New York
Fiscal Reality
Schulthe Roth's Jeff Lenobel, Richard Ravitch, and Mill Pond Capital's Adam Marsh
We’d be on a tropical island if we just finished a stint as NYS lieutenant governor only 10 days ago. But not Richard Ravitch. Yesterday, he spoke at National Realty Club’s luncheon at the Friar’s Club, where we snapped him (center) with Schulte Roth’s Jeff Lenobel and Mill Pond Capital’s Adam Marsh. He warns that we have a very pervasive lack of sophistication about the fiscal problems New York State faces. Although what we’re experiencing is not fundamentally different from other states—expenditures rising faster than revenues—this isn’t a problem rooted in the recession, but 10-15 years ago, when impactful decisions were made on subjects like Medicaid, healthcare, and education.
Richard Ravitch

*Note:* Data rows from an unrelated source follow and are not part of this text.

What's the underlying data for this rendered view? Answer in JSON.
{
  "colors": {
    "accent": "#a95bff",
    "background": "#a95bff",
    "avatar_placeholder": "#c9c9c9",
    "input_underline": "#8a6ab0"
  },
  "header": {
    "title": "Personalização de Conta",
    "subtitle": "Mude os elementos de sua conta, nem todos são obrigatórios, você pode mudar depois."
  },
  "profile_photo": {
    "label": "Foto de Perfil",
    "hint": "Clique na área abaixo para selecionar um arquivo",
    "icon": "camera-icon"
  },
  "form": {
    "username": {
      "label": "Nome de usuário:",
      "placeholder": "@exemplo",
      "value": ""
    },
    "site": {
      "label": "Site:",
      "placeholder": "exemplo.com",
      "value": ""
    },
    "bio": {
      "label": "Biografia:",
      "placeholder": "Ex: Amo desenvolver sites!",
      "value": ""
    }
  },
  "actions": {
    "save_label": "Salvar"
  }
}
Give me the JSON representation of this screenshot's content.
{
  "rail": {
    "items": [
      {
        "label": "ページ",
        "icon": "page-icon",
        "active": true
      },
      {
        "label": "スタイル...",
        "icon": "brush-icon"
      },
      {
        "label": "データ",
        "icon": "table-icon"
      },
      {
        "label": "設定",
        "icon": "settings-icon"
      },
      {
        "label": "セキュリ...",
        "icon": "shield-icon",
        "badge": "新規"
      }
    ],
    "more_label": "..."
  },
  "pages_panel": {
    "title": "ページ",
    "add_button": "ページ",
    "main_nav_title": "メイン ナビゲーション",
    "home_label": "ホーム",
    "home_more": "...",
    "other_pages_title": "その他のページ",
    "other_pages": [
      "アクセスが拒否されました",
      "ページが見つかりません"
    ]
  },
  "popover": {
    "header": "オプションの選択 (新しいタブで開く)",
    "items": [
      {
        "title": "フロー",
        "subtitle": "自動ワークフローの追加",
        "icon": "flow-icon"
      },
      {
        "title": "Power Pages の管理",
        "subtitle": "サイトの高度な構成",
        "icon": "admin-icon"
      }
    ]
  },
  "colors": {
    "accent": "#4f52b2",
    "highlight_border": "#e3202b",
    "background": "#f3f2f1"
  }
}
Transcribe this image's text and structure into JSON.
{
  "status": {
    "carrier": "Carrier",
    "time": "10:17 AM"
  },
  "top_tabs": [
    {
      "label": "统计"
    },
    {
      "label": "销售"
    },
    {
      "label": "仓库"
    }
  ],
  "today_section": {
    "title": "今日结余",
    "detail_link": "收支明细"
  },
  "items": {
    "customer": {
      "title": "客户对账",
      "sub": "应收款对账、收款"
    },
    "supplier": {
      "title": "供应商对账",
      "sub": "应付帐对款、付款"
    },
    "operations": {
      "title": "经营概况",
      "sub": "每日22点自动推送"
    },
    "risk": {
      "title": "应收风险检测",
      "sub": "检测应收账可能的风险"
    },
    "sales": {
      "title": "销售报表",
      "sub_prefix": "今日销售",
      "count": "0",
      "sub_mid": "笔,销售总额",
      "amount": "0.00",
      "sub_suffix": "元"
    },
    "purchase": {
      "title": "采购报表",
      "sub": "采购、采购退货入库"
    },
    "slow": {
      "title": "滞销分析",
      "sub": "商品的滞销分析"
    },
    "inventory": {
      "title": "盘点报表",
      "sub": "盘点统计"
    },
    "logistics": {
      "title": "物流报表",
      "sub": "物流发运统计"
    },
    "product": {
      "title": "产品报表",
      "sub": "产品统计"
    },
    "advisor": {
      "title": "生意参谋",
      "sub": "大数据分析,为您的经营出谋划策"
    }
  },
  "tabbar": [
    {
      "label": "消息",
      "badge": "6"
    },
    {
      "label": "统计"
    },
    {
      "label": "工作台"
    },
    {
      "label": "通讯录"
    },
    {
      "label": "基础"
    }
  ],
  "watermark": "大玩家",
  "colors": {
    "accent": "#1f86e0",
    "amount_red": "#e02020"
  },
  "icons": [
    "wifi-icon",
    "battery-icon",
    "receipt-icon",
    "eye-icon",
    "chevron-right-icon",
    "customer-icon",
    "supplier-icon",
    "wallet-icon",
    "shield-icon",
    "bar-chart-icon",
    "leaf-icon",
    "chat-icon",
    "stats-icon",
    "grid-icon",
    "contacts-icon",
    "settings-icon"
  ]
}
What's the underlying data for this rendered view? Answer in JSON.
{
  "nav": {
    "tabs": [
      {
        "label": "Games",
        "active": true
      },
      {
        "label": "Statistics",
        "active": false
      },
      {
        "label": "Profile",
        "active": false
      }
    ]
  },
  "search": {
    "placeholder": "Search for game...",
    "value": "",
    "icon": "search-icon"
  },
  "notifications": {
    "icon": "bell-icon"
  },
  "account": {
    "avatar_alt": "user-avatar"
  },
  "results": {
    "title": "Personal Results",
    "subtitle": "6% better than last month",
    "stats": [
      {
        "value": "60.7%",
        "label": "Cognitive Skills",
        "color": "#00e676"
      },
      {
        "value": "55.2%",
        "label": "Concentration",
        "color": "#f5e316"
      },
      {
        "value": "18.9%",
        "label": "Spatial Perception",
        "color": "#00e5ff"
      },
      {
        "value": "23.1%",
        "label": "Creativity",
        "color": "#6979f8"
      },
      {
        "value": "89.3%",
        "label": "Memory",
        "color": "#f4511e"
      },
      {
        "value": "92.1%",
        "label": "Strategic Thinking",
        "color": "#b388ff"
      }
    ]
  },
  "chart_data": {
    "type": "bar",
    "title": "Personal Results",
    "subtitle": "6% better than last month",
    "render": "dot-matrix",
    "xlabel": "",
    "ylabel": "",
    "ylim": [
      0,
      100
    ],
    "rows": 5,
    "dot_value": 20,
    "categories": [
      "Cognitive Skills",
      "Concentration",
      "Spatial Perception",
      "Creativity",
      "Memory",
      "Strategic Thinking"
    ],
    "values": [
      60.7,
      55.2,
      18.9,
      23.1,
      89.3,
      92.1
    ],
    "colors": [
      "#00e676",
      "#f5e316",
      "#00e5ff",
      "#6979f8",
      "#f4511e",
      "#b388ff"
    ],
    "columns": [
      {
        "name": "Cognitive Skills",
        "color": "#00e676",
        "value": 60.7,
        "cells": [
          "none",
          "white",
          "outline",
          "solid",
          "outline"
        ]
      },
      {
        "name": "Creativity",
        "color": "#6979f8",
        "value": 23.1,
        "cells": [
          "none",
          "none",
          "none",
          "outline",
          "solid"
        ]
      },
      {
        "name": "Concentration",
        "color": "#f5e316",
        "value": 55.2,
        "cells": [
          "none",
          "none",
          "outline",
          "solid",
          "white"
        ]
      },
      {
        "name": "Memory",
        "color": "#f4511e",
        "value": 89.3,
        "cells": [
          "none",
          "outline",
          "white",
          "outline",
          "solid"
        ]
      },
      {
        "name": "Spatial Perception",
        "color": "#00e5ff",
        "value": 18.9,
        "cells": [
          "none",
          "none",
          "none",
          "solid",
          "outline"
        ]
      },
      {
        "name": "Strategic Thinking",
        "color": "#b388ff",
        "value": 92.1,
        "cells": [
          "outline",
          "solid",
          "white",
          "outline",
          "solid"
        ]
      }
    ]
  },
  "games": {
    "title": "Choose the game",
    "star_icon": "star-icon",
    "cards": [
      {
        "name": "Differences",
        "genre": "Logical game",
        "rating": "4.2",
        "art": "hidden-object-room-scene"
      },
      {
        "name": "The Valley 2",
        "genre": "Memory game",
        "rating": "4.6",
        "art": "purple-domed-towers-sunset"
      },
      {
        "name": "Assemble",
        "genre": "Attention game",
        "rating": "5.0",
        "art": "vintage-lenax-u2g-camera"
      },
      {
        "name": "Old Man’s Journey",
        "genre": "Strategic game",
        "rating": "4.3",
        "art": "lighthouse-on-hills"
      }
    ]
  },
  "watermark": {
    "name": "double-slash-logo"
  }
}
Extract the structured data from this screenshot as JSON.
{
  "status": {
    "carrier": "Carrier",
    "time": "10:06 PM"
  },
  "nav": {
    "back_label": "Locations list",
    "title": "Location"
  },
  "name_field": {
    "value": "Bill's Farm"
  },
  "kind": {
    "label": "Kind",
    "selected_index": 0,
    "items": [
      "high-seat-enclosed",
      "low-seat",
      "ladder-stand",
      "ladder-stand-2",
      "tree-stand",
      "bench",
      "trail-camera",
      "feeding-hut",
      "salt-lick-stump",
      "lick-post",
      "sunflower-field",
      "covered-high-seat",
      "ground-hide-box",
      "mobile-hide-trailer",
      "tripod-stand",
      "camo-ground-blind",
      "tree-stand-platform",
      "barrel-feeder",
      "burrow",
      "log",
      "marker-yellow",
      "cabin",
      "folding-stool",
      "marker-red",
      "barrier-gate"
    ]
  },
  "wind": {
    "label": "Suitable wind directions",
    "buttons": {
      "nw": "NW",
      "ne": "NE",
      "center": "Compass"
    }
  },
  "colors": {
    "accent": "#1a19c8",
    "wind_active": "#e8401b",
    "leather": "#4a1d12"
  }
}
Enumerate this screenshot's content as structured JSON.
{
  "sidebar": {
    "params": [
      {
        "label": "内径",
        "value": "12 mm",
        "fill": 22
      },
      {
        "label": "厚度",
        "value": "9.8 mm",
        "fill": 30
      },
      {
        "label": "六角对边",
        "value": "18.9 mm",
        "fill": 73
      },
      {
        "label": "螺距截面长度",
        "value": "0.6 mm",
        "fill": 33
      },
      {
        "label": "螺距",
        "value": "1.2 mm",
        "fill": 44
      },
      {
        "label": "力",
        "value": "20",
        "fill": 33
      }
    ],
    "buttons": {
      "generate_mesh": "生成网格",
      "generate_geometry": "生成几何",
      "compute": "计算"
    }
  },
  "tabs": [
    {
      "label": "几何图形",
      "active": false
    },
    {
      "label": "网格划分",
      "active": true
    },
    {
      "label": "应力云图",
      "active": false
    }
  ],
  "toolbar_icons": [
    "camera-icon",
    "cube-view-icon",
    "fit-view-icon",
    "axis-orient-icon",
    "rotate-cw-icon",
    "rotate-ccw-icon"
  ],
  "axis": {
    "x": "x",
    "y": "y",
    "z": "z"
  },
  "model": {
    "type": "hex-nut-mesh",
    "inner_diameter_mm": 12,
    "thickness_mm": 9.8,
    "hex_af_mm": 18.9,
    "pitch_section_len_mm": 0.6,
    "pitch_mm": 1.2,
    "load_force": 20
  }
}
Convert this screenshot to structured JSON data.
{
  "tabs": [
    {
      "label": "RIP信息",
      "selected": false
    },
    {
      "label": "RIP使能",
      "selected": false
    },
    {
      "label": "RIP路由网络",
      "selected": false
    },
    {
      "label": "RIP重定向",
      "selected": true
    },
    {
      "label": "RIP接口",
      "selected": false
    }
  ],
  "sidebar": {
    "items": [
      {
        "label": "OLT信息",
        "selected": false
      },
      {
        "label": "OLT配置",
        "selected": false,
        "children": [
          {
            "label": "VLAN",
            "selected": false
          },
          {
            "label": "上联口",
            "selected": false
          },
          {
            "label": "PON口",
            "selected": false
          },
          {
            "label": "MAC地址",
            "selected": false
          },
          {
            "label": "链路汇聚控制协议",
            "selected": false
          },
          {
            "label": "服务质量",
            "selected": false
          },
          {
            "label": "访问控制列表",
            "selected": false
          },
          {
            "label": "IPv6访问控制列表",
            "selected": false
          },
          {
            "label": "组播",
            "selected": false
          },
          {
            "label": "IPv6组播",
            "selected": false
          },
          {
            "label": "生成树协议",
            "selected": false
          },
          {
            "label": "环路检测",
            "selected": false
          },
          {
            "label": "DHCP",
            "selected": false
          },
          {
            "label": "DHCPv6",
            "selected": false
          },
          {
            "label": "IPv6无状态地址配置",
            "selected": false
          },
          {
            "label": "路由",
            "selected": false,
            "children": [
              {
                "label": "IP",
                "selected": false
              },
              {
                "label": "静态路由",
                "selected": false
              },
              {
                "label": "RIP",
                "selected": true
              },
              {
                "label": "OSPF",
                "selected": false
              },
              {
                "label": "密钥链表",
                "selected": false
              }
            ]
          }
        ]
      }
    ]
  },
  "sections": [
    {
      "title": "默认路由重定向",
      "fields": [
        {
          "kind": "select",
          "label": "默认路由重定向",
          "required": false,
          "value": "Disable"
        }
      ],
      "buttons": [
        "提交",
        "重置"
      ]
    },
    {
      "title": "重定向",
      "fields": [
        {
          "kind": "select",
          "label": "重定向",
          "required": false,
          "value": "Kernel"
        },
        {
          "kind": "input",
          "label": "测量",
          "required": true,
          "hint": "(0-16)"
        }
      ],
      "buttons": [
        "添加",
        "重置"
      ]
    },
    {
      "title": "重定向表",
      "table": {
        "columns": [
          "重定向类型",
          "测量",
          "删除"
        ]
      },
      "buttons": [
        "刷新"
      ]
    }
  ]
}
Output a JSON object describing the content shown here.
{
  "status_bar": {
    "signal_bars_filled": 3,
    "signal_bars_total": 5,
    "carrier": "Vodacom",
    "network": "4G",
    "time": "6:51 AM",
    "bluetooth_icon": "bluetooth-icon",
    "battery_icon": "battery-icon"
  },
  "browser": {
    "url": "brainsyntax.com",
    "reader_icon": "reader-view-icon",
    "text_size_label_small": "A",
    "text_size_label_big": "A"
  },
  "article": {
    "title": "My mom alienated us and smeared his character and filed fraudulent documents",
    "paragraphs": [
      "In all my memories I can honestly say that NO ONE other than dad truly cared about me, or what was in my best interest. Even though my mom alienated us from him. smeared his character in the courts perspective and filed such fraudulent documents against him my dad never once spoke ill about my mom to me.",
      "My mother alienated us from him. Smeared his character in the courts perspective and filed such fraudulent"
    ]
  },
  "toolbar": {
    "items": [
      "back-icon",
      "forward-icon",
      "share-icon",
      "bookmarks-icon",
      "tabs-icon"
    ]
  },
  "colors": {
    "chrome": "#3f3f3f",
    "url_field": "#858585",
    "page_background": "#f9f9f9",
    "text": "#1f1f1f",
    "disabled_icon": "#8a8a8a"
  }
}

The state has already used up to $28B in “one shots” to balance the budget and strained to avoid higher taxes and “politically painful” cuts, but has dramatically cut money for higher education andinfrastructure. The MTA (Richard once headed it) and DOT are “extremely concerned about the level of depreciation,” he says. How do states deal with financial obligations? Not in the 25 to 30 schemes he’s aware of to kick the can down the road, he says. The greatest risk we face is confiscatory taxes—history suggests that courts want government to exercise its tax power to meet obligations. For NYC, this could mean an added $2.5B to $3B to the deficit.